When we enter the hot summer, some parts of the garden may start to look a little tired. Fortunately, there are several perennials that thrive in the heat and strong sunlight experienced in the western mountainous areas from mid-summer to late summer, adding bright colors to the landscape. In addition to liking high temperatures and sunlight, the following perennials also happen to be resistant to deer and rabbits, their flowering period is extended, and requires minimal care. All kinds of not to love?
‘Blue Python’ Agastaki
Agastas “Blue Python”, zones 5-10
In general, I like Agastas. They are easy to take care of, come in a variety of flower colors, leaf textures and colors, and they have a lovely faint licorice smell. I like “Blue Boa” because its deep purple blue flower spikes seem to bloom forever. Butterflies and hummingbirds who visit my garden especially like it. It begins to bloom in mid-to-late June and continues to bloom throughout the rest of summer. In full sunlight, it is 2 to 2.5 feet high and 1.5 to 2 feet wide. I occasionally use flowers and plants to encourage re-blooming and keep it looking neat and tidy.
Zinnia, Zone 4-9
The bright yellow flowers covering the ground screamed “Summer”. The slender needle-like leaves cover the woody stems, making it look like a small shrub, similar to ordinary thyme (Thyme, Area 5-9). It reaches 4 to 6 inches high and 15 inches wide. This little gem prefers hot, sunny places and works in a dry design. The flowers bloom from late summer to autumn. It also attracts bees and butterflies.
Kismet® Raspberry cone flower
Echinacea ‘TNECHKR’, zones 4-9

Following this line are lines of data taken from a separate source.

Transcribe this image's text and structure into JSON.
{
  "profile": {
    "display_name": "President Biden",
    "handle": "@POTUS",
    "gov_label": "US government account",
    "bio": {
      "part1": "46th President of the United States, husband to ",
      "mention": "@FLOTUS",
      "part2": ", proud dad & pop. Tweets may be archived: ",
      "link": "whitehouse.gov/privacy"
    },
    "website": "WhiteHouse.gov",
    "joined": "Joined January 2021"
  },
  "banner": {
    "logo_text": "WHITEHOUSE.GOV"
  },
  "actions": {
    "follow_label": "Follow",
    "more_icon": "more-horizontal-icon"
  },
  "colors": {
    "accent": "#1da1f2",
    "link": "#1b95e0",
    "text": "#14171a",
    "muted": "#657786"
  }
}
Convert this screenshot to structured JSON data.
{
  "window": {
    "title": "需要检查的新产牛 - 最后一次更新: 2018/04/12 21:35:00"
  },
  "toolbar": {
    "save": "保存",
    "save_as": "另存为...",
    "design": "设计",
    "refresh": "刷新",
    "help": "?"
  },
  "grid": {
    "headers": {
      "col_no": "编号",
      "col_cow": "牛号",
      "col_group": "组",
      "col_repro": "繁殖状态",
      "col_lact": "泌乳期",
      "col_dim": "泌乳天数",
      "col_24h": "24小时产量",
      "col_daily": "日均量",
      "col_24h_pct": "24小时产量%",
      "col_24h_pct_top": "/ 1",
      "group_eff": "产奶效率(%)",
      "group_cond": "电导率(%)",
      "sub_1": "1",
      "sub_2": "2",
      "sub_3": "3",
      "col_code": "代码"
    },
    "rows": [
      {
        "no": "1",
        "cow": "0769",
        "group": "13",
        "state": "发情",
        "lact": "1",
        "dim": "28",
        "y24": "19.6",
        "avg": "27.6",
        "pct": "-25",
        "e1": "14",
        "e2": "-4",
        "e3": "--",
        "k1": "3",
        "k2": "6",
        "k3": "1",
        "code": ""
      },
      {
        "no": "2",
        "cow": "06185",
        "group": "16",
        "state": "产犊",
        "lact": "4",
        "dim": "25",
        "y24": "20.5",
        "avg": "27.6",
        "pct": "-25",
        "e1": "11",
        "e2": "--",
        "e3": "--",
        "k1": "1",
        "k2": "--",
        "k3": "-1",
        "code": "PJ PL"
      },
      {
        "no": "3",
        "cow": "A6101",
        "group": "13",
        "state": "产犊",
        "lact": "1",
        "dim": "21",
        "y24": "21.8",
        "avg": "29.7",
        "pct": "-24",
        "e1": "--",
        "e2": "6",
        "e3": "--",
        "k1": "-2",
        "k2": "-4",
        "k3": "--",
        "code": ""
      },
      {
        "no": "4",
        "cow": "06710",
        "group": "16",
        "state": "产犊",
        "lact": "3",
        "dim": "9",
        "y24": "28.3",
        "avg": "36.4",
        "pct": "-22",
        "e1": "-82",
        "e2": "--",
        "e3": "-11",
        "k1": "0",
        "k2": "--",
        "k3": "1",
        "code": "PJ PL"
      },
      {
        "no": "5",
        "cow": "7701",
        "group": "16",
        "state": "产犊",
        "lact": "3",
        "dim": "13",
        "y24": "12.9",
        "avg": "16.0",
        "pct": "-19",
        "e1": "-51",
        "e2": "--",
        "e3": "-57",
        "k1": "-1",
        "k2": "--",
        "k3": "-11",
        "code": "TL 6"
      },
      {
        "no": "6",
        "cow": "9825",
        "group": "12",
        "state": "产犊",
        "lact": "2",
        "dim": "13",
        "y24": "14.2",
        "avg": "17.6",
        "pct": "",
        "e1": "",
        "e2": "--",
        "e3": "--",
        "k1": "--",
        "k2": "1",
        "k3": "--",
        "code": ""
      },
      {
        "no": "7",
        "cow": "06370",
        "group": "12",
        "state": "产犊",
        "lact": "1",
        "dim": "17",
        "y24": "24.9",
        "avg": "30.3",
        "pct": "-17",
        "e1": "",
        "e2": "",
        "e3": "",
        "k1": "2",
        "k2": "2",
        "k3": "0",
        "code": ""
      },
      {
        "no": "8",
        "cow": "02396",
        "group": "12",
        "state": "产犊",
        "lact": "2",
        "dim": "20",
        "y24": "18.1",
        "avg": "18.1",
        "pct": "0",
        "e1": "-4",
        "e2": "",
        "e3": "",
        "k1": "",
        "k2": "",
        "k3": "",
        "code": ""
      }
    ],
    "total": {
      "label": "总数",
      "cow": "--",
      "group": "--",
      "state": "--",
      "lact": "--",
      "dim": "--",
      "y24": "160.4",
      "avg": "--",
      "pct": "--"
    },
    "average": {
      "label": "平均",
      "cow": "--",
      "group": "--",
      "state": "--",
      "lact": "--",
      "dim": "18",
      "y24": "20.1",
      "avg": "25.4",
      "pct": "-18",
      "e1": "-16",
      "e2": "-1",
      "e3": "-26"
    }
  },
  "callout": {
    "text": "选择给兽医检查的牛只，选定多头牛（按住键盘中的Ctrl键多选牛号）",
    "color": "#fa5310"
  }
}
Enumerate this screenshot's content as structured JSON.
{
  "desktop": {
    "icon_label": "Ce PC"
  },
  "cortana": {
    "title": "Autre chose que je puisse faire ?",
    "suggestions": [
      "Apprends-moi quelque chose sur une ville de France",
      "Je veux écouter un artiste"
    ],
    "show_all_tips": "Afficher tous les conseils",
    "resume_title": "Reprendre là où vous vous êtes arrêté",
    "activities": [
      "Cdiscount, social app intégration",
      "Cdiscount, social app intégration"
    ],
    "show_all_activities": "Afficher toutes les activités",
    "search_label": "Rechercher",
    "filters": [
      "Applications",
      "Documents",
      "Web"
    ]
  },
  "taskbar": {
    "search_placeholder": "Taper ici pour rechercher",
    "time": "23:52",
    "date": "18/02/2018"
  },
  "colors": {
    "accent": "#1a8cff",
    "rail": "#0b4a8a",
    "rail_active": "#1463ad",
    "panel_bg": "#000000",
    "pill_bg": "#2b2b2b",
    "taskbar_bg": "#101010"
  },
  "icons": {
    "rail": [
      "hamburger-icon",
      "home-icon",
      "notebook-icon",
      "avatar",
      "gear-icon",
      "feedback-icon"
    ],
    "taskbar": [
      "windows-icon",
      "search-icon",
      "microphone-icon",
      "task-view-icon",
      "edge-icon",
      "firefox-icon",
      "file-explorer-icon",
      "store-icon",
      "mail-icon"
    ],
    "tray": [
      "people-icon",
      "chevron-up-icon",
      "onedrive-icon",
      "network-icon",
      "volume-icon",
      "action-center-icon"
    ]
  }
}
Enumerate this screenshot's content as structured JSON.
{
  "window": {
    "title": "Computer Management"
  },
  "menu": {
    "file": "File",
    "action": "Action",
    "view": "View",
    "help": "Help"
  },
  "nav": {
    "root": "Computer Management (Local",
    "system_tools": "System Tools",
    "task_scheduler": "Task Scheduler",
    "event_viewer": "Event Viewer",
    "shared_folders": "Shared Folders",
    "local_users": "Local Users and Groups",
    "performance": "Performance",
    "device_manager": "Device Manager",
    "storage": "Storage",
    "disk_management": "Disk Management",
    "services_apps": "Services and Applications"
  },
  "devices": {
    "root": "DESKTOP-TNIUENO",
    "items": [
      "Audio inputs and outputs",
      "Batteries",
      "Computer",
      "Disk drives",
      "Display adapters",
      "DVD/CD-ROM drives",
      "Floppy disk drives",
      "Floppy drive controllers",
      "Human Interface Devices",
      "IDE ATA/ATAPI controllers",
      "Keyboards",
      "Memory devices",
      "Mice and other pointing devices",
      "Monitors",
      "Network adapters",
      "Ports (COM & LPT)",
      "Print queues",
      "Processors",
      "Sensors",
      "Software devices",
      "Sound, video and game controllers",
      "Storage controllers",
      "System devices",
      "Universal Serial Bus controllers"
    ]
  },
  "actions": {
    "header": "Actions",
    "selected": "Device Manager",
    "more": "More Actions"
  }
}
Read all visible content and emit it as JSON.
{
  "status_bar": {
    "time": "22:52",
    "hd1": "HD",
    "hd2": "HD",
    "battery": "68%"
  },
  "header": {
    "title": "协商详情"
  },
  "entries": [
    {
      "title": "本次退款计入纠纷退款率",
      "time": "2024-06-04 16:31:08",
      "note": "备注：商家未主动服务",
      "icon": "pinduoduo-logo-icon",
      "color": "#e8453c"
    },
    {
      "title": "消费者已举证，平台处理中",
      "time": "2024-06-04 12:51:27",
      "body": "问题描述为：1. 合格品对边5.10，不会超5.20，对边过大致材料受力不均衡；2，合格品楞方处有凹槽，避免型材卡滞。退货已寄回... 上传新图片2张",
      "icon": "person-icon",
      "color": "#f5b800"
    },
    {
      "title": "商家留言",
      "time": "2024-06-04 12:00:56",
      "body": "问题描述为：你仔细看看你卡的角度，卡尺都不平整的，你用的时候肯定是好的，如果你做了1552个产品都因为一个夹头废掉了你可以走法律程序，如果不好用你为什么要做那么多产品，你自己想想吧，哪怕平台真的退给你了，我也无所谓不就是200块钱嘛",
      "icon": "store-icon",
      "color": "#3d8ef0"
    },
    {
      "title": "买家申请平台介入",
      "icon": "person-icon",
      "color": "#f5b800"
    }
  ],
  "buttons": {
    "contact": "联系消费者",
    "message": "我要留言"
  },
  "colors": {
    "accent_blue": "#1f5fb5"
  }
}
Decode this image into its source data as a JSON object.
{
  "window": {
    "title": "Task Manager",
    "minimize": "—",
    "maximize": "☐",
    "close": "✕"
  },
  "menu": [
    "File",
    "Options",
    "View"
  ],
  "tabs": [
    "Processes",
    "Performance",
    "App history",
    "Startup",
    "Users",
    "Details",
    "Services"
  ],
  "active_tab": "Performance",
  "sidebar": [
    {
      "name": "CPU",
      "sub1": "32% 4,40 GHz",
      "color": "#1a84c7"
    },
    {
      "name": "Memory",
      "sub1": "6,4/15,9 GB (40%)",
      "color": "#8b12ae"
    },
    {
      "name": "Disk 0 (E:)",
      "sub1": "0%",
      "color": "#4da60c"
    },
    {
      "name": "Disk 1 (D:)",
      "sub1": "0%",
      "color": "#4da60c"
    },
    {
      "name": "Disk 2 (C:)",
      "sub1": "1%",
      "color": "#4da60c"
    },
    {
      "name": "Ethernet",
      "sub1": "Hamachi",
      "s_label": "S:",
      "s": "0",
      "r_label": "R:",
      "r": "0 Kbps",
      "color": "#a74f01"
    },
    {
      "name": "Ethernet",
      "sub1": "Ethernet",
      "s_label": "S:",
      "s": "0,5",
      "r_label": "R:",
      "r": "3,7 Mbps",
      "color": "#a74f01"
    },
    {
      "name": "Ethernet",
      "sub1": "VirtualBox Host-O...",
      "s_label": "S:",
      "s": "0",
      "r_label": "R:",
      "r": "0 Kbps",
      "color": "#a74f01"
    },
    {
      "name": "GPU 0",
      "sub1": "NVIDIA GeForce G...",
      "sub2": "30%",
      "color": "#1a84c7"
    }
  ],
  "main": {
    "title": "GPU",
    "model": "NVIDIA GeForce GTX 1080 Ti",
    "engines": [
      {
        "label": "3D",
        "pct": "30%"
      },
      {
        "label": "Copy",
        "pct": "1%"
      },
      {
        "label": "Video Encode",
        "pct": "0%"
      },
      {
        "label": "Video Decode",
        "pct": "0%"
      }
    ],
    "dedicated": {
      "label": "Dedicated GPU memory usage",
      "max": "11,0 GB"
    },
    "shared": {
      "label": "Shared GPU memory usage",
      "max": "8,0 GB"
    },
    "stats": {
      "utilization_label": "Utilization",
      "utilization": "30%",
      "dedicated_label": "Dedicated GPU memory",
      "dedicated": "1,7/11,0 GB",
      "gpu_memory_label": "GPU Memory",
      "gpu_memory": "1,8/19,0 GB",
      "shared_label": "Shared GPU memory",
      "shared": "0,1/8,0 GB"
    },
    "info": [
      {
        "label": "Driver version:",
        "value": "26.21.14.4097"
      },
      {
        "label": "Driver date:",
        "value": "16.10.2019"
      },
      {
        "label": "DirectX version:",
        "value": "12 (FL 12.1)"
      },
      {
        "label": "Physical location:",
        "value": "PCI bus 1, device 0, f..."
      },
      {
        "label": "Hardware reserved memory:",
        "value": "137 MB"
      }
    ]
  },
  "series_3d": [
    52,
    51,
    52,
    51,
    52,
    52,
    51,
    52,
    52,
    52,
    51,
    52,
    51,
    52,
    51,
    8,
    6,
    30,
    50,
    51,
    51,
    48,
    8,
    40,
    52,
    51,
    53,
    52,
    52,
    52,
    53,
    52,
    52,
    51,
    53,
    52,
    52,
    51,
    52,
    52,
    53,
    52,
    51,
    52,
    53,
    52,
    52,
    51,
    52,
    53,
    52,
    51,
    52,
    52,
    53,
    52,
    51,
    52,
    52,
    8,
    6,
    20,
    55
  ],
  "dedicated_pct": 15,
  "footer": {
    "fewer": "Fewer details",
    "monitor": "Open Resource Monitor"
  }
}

Of course, I cannot resist adding cone flowers to this list. There are many varieties to choose from, and over the years I have grown and wrote many articles about them. This particular variety has more wine or berry colors, hence the name.Kismet® The series is famous for its long-blooming cone flowers. Plants reach 1.5 feet high and 1.5 to 2 feet wide in full sunlight. Like other cone flowers, flowers attract butterflies. If the seed heads are left in winter, you will find finches and other small birds feeding on them.
Blue Globe Thistle
Hedgehog, Area 3–8
Although the word “thistle” may make you shudder, don’t worry, ball thistle is not an invasive weed. The leaves are similar, dark green, and the deeply divided leaves are fuzzy and prickly. But the decorative flowers of blue globe thistle rose from the leaves and seemed to glow, especially at dusk. When in full bloom, it will reach 3 to 4 feet high and 1½ to 2 feet wide. Once the flowers wither, the seed heads will continue to bring interest to autumn. During flowering, this plant is overgrown with various bees and butterflies. It is drought tolerant and requires minimal care. It can also make beautiful cut flowers, whether fresh or dried.
— Michelle Provaznik is the executive director of Spring Creek Gardens in Fort Collins, Colorado.